Be it on Facebook, Twitter, Youtube or Reddit, new research confirms that Americans waste a lot of time fixated on computer screens – time that could be spent doing other things.

Scott Wallsten, an economist at the Technology Policy Institute in Washington D.C., found that time spent using a computer “for leisure” crowds out other activities, such as work, travel, chores and even sleep.

Using data collected by the American Time Use Survey from 2003 to 2011, the study is limited to online “leisure” time. Wallsten found that in 2011, 13 minutes of Americans' average of five free hours daily are used for browsing social networks, reading for non-work purposes, instant messaging, and other activities, according to The Atlantic. While 13 minutes may not seem like a lot, Wallsten found these minutes significantly impact other potential activities.

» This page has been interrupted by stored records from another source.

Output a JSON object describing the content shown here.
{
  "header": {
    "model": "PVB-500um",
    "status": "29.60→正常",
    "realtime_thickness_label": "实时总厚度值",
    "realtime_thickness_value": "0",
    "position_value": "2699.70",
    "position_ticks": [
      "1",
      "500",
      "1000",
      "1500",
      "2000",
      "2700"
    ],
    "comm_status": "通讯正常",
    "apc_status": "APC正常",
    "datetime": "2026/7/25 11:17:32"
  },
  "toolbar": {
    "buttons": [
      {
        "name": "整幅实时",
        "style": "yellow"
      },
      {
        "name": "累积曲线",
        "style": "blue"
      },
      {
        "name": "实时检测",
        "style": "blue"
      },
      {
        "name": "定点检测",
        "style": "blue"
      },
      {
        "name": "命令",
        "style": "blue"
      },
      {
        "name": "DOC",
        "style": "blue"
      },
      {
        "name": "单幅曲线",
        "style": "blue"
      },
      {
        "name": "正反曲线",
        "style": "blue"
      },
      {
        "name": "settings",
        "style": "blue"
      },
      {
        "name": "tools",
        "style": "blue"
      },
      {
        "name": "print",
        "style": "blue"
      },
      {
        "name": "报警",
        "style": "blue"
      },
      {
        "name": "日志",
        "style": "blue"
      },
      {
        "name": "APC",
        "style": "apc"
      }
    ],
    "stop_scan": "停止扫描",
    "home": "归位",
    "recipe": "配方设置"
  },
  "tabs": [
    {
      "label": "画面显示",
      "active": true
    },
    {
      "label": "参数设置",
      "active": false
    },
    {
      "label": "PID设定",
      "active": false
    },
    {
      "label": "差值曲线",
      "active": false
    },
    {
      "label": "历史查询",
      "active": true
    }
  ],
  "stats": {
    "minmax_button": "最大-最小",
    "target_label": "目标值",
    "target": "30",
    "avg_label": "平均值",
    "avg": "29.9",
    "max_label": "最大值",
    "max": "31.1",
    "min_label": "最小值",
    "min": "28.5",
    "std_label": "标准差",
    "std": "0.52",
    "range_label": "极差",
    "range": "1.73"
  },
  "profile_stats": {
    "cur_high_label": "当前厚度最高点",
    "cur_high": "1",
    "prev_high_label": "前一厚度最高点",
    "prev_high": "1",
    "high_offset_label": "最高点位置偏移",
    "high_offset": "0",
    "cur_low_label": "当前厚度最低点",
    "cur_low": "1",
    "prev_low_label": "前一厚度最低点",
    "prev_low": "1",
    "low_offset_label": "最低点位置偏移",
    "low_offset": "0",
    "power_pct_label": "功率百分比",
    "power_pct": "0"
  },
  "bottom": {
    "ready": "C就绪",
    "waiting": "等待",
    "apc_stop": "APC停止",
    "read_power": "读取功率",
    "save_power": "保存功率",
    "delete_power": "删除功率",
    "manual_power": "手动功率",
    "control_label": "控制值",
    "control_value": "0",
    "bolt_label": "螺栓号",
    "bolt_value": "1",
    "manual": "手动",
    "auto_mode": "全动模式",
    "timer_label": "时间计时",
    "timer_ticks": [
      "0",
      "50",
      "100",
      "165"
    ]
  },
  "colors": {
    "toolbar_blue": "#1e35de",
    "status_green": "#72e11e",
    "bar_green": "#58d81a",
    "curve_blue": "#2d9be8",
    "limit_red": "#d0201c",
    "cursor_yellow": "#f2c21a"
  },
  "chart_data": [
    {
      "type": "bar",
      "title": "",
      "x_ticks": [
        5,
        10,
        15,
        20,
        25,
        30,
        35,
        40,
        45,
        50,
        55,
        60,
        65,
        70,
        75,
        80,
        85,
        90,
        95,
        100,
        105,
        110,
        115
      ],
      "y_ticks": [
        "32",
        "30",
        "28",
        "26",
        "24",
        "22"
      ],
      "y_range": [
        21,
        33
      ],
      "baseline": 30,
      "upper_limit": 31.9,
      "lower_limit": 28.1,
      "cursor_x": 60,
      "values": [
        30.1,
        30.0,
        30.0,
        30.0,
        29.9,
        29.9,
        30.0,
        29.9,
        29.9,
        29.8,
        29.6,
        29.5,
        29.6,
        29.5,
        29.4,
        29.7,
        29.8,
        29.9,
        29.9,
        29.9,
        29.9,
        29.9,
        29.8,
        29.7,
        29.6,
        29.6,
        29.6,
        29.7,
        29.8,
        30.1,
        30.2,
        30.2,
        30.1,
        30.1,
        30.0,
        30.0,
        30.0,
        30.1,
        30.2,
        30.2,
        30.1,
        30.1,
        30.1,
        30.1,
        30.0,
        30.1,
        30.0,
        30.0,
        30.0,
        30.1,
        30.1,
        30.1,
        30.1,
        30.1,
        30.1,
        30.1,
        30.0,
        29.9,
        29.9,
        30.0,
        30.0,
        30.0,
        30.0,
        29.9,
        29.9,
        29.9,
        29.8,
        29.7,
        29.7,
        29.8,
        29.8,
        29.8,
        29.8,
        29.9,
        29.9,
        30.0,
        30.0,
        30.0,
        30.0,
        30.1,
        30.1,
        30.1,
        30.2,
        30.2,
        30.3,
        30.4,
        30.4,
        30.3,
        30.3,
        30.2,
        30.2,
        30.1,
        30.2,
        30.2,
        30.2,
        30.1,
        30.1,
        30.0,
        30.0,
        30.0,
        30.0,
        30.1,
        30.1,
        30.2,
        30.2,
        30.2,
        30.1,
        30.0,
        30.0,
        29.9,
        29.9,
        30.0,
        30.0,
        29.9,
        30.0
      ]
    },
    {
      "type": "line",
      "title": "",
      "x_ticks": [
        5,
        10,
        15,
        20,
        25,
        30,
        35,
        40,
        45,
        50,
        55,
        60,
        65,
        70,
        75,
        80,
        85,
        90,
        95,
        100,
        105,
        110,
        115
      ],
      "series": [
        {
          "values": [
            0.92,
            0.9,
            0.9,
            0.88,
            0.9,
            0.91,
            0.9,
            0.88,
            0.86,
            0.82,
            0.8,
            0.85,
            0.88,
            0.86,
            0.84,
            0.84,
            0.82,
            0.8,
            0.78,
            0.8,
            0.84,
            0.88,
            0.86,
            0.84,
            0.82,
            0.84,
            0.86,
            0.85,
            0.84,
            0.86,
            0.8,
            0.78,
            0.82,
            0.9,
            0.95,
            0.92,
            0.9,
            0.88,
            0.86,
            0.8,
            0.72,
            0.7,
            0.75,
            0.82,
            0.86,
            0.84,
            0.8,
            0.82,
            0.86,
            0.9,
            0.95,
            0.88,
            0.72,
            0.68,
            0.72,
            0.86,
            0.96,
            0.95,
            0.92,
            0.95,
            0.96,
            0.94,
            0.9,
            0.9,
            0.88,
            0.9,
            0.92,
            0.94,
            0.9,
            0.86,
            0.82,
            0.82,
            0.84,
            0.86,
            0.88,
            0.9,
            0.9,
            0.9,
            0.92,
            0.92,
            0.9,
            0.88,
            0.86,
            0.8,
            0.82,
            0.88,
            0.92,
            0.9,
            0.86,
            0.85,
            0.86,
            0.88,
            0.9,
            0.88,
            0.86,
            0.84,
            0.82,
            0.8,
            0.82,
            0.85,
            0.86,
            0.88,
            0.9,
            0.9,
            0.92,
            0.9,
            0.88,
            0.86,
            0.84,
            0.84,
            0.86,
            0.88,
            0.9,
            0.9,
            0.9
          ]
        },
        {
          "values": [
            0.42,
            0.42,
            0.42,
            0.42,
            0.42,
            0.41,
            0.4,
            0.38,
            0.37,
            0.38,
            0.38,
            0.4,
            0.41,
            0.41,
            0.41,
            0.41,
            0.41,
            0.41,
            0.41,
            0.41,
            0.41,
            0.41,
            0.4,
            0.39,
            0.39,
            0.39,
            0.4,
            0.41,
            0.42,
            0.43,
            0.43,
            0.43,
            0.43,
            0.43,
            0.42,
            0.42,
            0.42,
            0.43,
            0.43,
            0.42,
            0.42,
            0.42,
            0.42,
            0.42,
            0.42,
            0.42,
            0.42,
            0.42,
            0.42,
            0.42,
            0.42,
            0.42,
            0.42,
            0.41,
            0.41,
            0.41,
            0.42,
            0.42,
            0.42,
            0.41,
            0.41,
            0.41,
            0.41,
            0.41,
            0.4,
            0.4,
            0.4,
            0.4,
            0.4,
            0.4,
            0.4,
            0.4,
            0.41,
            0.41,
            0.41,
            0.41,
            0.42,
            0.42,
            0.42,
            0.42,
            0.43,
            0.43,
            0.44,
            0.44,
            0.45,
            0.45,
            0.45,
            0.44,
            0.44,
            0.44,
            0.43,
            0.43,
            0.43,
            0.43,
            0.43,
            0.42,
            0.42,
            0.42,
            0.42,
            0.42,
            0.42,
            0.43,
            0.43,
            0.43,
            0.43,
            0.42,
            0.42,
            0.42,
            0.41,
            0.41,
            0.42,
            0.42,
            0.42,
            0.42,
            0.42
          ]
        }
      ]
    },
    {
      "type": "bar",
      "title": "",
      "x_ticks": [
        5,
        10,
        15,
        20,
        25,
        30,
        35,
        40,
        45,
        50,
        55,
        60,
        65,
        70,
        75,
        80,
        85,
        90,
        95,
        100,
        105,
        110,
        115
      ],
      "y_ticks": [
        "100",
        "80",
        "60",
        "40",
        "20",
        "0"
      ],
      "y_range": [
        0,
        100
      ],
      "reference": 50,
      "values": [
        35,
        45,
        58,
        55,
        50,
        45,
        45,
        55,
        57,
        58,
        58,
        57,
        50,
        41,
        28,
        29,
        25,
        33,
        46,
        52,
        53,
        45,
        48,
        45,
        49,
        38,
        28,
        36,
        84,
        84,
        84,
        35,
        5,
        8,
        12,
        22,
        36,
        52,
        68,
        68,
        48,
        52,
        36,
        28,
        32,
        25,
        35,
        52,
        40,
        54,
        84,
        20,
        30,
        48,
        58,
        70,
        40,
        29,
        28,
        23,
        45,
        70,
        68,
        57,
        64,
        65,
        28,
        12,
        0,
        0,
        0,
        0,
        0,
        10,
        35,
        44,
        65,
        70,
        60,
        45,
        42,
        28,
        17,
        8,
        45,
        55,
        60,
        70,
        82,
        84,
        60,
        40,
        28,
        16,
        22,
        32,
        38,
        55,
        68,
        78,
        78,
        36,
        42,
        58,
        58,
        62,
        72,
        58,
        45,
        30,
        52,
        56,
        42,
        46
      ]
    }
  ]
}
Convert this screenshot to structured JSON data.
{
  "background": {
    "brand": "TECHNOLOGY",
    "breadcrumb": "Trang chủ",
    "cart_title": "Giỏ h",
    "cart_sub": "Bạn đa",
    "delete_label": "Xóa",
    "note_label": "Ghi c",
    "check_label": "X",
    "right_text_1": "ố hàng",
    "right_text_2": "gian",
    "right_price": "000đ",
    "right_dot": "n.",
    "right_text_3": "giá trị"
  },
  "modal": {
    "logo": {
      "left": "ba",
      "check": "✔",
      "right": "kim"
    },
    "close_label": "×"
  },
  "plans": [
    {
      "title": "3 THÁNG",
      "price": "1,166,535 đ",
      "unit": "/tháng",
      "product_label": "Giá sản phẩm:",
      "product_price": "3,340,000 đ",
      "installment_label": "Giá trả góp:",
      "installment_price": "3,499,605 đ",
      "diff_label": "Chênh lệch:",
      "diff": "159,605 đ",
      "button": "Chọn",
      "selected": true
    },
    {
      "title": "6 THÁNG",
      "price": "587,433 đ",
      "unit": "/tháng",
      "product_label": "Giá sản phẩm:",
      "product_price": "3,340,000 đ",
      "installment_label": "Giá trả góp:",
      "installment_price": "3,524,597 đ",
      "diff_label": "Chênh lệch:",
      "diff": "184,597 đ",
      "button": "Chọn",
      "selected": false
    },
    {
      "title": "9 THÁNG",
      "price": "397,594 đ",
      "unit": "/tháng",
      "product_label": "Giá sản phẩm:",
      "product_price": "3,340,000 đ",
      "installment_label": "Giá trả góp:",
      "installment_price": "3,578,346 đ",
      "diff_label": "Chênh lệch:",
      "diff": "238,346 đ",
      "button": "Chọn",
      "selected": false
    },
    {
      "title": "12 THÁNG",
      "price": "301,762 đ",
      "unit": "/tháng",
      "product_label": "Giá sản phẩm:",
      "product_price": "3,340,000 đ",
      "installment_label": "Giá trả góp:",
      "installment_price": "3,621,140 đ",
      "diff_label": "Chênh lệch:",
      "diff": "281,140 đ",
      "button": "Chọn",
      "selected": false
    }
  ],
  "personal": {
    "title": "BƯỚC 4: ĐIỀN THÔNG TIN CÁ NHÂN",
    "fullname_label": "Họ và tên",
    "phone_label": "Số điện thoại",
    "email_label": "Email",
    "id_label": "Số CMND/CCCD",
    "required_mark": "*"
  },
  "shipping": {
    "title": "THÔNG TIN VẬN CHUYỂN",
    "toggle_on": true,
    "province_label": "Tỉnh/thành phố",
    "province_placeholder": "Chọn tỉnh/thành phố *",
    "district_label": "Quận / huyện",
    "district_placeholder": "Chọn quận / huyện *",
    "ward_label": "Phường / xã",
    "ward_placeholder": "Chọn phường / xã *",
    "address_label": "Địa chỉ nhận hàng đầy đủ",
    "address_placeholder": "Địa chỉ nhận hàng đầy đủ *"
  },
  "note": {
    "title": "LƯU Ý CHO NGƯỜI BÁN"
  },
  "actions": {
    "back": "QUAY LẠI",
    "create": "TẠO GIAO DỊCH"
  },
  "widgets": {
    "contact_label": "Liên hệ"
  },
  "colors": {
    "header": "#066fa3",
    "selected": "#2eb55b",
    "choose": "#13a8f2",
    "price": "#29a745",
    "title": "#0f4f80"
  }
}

According to Wallsten’s research, “…the share of the population engaged in online activities has been increasing steadily… each minute of online leisure time is correlated with 0.29 fewer minutes on all other types of leisure.”

This means that computer usage has a notable impact on other aspects of American’s lives. The Atlantic breaks down Wallsten’s research thusly:

For every minute spent on the computer, the average American spends:

  • 16 fewer seconds working
  • Seven fewer seconds sleeping
  • Six fewer seconds traveling
  • Four fewer seconds doing household chores
  • Three fewer seconds educating themselves

Averaged out, education is one of the least impacted elements. However, The Atlantic reports this impact is stronger in young people. Wallsten found that every minute a 15- to 19-year-old spends online translates to 18 fewer seconds engaged in educational activities. For those aged 20 to 24, the same minute is associated with losing about seven seconds of educational activity.

Offline socializing also takes a hit. Wallsten’s research shows that from 2003 to 2011, the average American cut face to face socializing time by nearly 5 minutes, according to The Atlantic.

Although the research does not prove online activity directly causes these deficits, Wallsten concludes, “that online activities… are not free from opportunity cost,” according to The Atlantic.